(Source records)
- Opening Delimiter -
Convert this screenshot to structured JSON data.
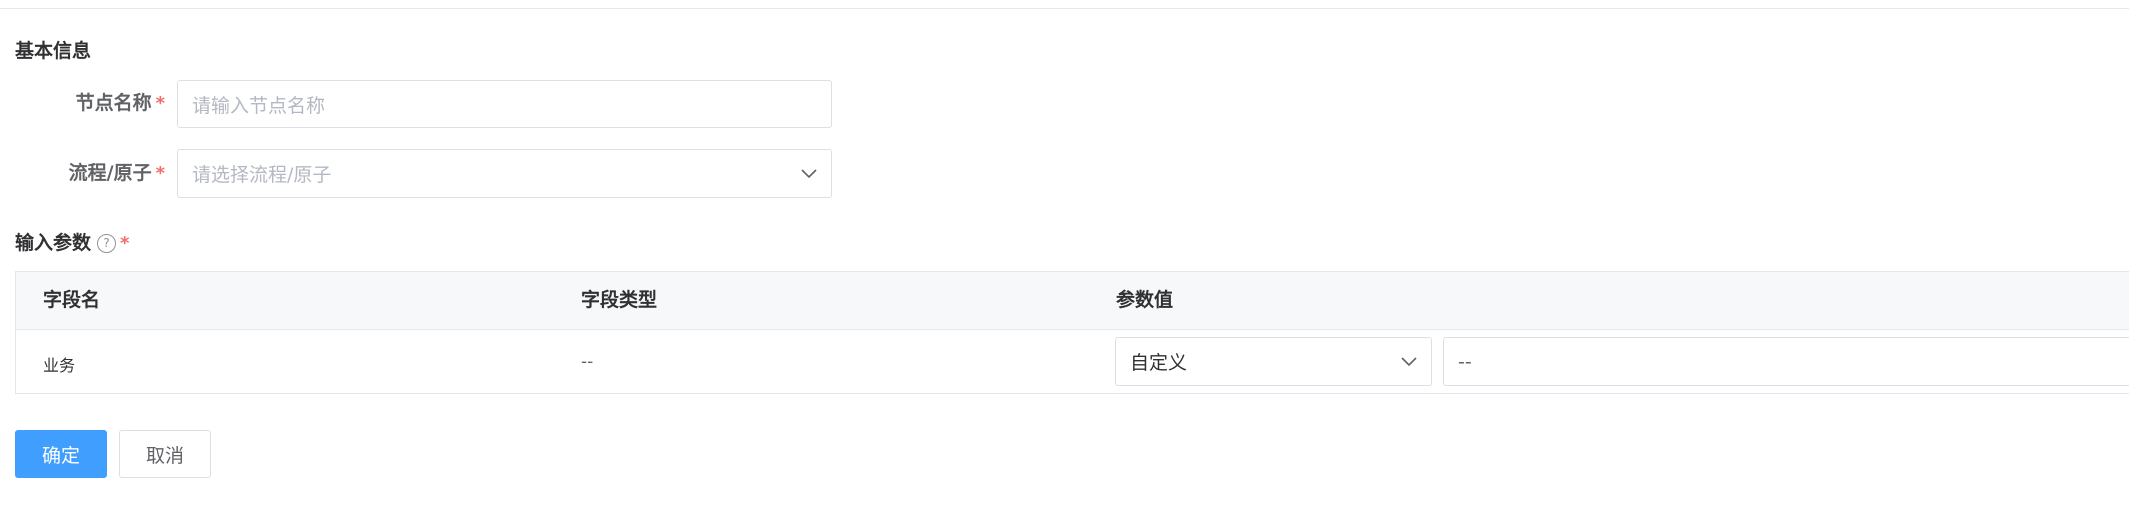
{
  "basic_info": {
    "title": "基本信息"
  },
  "node_name": {
    "label": "节点名称",
    "required_mark": "*",
    "placeholder": "请输入节点名称"
  },
  "flow_atom": {
    "label": "流程/原子",
    "required_mark": "*",
    "placeholder": "请选择流程/原子"
  },
  "input_params": {
    "title": "输入参数",
    "help_icon": "?",
    "required_mark": "*",
    "columns": [
      "字段名",
      "字段类型",
      "参数值"
    ],
    "rows": [
      {
        "field_name": "业务",
        "field_type": "--",
        "value_mode": "自定义",
        "value": "--"
      }
    ]
  },
  "actions": {
    "confirm_label": "确定",
    "cancel_label": "取消"
  },
  "colors": {
    "primary": "#409eff",
    "required": "#f56c6c",
    "border": "#dcdfe6",
    "header_bg": "#f7f8fa"
  }
}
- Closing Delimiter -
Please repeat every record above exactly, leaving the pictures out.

Convert this screenshot to structured JSON data.
{
  "basic_info": {
    "title": "基本信息"
  },
  "node_name": {
    "label": "节点名称",
    "required_mark": "*",
    "placeholder": "请输入节点名称"
  },
  "flow_atom": {
    "label": "流程/原子",
    "required_mark": "*",
    "placeholder": "请选择流程/原子"
  },
  "input_params": {
    "title": "输入参数",
    "help_icon": "?",
    "required_mark": "*",
    "columns": [
      "字段名",
      "字段类型",
      "参数值"
    ],
    "rows": [
      {
        "field_name": "业务",
        "field_type": "--",
        "value_mode": "自定义",
        "value": "--"
      }
    ]
  },
  "actions": {
    "confirm_label": "确定",
    "cancel_label": "取消"
  },
  "colors": {
    "primary": "#409eff",
    "required": "#f56c6c",
    "border": "#dcdfe6",
    "header_bg": "#f7f8fa"
  }
}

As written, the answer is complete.